Need for More Skilled Workers is an Ongoing Challenge
Above: Workers at Provincial Boat and Marine Ltd. in Kensington, P.E.I. put the skin coat of fibreglass on a hull mould. Contributed photo
Boatyards throughout the Maritimes are being kept busy with new boat construction, as well as refit, repair and service work.
“The industry has never been busier, said Jay Campbell, spokesman for Provincial Boat and Marine Ltd. in Kensington, P.E.I. “In our over 45 years of building fibreglass boats, the demand has never been stronger. We anticipate this to continue for as long as global macroeconomic factors remain positive and catches remain good.”
The company currently has five boats under construction and a little bit of retrofit work to complete for the spring, said Campbell. “Most of the demand is local, the majority of our boats are going to the Maritime provinces fishing mainly lobster and tuna.”
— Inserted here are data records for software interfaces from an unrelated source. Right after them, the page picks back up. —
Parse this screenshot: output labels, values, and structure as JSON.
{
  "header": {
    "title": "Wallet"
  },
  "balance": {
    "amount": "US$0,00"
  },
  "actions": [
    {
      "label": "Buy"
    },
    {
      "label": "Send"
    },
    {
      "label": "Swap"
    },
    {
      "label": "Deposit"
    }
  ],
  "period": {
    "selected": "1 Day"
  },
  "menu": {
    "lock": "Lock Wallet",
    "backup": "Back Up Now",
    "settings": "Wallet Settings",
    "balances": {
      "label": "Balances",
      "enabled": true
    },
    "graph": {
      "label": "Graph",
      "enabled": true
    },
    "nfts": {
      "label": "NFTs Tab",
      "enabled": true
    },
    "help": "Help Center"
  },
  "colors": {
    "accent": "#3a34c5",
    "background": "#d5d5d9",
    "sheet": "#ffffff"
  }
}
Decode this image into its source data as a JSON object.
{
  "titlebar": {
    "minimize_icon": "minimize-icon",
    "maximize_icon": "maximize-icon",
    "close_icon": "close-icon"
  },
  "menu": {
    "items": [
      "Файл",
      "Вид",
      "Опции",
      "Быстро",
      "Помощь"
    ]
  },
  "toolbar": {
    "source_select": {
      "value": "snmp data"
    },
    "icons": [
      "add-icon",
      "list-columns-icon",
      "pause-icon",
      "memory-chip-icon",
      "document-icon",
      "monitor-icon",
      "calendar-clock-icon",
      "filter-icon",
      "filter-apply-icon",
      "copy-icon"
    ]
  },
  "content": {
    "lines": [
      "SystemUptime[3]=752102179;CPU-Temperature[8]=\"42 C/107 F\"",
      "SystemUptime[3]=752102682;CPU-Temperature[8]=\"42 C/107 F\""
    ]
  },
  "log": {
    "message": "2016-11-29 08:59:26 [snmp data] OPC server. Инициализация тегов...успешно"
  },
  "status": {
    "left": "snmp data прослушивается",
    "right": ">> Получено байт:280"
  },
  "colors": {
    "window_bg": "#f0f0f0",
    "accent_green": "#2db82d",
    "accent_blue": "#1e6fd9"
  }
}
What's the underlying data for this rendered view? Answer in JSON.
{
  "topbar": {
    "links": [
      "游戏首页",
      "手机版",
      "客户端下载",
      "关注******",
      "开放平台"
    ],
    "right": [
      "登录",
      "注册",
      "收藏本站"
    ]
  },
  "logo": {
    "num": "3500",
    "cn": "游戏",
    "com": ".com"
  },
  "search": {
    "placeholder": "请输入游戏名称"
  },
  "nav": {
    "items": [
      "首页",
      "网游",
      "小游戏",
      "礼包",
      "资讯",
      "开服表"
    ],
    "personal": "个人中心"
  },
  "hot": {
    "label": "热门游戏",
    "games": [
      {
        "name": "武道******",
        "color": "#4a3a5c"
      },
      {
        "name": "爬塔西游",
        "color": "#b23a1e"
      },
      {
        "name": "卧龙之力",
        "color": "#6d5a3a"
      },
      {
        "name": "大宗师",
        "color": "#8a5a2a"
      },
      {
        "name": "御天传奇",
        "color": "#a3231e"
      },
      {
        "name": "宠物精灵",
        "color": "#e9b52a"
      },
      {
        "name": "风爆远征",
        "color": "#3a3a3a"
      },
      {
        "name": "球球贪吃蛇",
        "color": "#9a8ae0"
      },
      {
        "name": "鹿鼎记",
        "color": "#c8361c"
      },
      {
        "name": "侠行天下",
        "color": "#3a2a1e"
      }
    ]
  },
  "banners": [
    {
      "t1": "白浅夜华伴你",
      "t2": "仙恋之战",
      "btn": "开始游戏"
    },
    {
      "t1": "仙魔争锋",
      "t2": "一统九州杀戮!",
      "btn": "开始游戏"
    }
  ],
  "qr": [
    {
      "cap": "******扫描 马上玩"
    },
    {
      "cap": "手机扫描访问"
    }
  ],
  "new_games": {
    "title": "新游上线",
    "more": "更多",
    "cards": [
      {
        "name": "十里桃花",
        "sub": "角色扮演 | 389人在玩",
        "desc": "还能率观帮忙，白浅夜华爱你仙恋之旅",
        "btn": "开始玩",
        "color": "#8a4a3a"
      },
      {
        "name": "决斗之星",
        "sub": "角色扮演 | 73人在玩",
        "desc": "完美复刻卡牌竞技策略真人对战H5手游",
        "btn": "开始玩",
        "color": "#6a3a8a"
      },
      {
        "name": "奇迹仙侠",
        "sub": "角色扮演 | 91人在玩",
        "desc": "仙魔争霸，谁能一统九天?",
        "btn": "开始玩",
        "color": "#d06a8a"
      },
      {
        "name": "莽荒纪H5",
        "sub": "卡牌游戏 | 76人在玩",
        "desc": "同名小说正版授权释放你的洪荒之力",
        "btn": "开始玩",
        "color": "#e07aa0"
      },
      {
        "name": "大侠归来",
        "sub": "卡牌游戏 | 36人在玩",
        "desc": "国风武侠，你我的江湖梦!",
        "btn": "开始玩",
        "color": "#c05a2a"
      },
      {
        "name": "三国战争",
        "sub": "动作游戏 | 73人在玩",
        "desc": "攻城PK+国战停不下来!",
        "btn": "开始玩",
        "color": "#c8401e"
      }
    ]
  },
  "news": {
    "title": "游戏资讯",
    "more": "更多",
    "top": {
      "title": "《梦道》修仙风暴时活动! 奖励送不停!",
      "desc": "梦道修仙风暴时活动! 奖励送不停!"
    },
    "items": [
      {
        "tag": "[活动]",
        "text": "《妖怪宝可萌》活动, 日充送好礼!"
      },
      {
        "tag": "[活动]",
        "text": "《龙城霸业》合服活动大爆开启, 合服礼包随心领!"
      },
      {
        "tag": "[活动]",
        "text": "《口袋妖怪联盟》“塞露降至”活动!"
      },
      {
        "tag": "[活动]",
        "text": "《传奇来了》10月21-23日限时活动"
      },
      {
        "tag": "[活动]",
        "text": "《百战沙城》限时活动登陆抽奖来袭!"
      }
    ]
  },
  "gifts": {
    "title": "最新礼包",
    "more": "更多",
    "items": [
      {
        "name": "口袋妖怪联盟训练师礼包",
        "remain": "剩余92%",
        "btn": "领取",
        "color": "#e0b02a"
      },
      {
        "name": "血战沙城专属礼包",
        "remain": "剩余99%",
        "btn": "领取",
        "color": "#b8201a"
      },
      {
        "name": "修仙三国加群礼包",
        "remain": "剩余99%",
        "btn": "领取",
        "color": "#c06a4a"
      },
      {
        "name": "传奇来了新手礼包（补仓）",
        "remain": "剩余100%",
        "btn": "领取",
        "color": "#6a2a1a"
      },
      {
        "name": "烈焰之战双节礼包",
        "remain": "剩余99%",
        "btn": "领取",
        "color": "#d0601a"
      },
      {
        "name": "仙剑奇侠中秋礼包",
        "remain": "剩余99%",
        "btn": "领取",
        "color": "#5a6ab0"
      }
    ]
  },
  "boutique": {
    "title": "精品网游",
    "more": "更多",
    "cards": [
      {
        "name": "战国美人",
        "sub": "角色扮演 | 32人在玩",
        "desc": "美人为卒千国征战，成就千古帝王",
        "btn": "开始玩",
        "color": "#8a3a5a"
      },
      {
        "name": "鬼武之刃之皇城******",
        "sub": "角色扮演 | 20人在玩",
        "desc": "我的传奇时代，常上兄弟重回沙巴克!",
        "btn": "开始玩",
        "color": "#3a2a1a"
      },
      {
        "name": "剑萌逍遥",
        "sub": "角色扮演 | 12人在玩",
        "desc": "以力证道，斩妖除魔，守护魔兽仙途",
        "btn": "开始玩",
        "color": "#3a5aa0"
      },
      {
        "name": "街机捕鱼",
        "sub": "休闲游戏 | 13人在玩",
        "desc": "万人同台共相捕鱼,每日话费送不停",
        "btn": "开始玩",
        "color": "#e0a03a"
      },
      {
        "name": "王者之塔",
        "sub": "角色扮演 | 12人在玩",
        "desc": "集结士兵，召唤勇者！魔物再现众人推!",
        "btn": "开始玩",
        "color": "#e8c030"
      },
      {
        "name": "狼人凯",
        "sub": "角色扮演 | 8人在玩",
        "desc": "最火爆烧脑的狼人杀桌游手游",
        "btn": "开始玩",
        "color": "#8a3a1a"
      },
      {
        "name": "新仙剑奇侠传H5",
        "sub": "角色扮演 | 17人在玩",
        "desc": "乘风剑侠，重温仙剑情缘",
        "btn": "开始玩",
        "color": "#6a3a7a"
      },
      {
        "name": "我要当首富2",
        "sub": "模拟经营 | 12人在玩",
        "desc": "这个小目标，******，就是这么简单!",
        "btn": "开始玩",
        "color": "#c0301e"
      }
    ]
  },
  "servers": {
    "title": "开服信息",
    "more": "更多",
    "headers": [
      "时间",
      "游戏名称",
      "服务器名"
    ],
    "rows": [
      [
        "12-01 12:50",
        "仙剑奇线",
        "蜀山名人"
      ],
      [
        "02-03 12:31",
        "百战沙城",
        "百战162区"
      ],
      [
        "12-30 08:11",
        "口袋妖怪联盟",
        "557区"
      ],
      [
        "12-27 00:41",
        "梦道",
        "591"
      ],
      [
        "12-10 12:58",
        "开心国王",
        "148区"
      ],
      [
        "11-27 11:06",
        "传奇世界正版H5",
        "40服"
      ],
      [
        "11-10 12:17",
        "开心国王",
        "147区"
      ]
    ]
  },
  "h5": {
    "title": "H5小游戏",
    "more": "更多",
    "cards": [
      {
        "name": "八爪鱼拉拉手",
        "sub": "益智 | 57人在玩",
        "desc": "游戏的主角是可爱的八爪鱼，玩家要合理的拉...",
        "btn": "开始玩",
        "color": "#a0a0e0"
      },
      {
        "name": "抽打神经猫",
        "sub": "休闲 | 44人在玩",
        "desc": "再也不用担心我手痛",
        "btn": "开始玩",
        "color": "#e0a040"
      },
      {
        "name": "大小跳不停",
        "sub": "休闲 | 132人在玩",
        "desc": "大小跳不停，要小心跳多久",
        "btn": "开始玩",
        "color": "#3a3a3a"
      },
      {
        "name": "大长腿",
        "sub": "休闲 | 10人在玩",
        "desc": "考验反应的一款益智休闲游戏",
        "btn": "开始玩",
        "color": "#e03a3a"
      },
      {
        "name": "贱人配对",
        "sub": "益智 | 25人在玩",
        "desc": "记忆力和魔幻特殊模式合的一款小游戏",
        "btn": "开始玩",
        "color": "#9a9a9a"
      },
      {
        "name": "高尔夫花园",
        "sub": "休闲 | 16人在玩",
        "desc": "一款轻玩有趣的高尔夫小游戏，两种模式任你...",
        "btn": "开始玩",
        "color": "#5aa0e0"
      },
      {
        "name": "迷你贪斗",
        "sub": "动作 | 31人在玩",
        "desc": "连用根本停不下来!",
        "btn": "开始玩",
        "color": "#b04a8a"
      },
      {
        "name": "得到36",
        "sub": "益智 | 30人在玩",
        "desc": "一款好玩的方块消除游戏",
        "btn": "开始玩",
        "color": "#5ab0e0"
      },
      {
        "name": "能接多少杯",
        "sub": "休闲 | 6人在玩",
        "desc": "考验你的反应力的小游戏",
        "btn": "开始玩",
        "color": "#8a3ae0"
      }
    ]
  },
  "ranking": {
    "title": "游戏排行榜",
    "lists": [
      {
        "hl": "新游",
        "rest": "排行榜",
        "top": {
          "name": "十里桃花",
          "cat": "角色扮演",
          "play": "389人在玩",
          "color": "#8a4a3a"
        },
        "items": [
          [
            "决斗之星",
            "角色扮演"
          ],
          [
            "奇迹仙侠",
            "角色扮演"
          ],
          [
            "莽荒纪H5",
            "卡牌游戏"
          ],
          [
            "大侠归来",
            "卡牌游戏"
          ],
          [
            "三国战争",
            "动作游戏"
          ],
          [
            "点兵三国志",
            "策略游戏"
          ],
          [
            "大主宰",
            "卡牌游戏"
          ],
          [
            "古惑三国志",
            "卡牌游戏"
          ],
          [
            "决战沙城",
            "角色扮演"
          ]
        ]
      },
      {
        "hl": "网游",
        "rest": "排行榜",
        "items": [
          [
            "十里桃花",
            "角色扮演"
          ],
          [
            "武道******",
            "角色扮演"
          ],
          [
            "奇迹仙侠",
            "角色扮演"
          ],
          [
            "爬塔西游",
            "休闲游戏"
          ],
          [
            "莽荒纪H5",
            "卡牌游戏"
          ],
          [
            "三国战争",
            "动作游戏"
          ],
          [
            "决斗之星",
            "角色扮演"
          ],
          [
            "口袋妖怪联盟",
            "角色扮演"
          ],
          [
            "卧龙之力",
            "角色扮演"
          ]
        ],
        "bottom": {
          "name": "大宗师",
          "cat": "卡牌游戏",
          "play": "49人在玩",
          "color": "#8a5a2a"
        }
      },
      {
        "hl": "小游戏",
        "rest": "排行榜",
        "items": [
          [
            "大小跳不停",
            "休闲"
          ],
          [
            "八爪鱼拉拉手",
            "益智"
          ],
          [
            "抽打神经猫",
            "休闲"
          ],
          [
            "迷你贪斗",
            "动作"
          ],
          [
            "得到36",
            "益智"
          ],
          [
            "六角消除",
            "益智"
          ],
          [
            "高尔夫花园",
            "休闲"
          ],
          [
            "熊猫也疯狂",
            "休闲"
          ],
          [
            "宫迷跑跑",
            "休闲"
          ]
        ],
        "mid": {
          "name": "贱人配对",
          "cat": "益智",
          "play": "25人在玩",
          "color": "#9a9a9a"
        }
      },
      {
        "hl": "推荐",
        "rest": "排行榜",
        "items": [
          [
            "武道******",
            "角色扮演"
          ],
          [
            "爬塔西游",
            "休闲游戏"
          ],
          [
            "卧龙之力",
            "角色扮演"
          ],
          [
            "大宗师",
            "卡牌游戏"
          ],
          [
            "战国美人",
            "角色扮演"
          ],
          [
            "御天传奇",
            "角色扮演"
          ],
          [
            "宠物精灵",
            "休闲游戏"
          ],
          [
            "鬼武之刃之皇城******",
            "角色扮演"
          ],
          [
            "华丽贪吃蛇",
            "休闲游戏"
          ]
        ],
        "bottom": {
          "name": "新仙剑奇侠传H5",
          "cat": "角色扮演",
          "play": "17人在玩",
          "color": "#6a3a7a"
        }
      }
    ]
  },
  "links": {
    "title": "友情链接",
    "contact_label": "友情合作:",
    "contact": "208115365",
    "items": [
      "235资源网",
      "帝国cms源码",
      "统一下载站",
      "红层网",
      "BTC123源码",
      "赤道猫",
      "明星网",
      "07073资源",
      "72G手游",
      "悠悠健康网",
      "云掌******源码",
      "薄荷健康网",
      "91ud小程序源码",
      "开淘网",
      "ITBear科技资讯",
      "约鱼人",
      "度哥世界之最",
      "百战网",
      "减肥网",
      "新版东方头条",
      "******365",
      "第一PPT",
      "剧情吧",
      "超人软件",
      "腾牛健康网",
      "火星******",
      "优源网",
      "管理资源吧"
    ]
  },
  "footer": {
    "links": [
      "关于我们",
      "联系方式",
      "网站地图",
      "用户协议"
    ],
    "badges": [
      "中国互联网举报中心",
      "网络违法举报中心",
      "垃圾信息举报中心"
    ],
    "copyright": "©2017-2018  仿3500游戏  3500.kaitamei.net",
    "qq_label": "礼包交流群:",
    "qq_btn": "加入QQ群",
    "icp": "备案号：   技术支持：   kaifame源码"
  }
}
According to the 2019 survey conducted by the Nova Scotia Boatbuilders Association (NSBA), industry in that province reported that 91 per cent of the $114 million in sales for 2018 were within Atlantic Canada, including new construction combined with repair, refit and service work.
Whether or not there is a backlog of orders depends on the boatyard, the focus of their business, their capacity, and where they are in the province, said Jan Fullerton, executive director of the NSBA.
“Some boatyards could take on a new order immediately, some reported in our 2019 survey that they couldn’t take on a project for a new customer until 2030,” said Fullerton.
“Companies doing primarily repair and service work and those building boats other than fishing vessels generally have lower wait times than those building fishing vessels. For fishing vessels, the wait time with most boatyards is at least two to three years for new construction.”
Fullerton said based on conversations the NSBA has with boatbuilders throughout the year and what is known of the current strength of the lobster fishing industry around Nova Scotia and the Maritime provinces, lobster fishing vessels remain the major demand for new boat construction.
Upgrades and refits to lobster fishing boats, such as the installation of live wells is also pretty popular.
“Lengthening and widening existing vessels is also fairly common and some boatyards do this type of work on a regular basis,” said Fullerton.
“In our 2019 survey about industry activity in 2018, respondents reported that about 44 per cent of sales were for repair, refit and service work.”
The total number of skilled people employed full-time, year-round by boatbuilders, repairers, servicers and marine suppliers in Nova Scotia was 1,450 in 2018, including 970 boatbuilding jobs and 480 employed by marine suppliers.
The need for more skilled workers in the industry is an ongoing challenge, said Fullerton, adding the NSBA have a number of initiatives to address that, thanks to support from the N.S. Department of Labour and Advanced Education and the N.S. Apprenticeship Agency.
Nova Scotia is the only province or territory in Canada with a boatbuilders association. Since the NSBA was established over 20 years ago, the association has supported industry through marketing activities, labour market development projects, government relations and advocacy, said Fullerton.
“While we have direct member benefits such as raising the profile of our members and helping them to connect with customers, each other, suppliers and other associated industries, uniting our industry is arguably the most valuable role of NSBA. Whether it is to have a strong voice on issues facing our industry or helping to identify shared needs and challenges or providing services to help address those identified needs, having a mechanism to communicate internally and externally as an industry offers tremendous benefits for our members.”
Fullerton said the NSBA is doing some strategic planning with industry this winter and are looking forward to a renewed mandate as they move forward.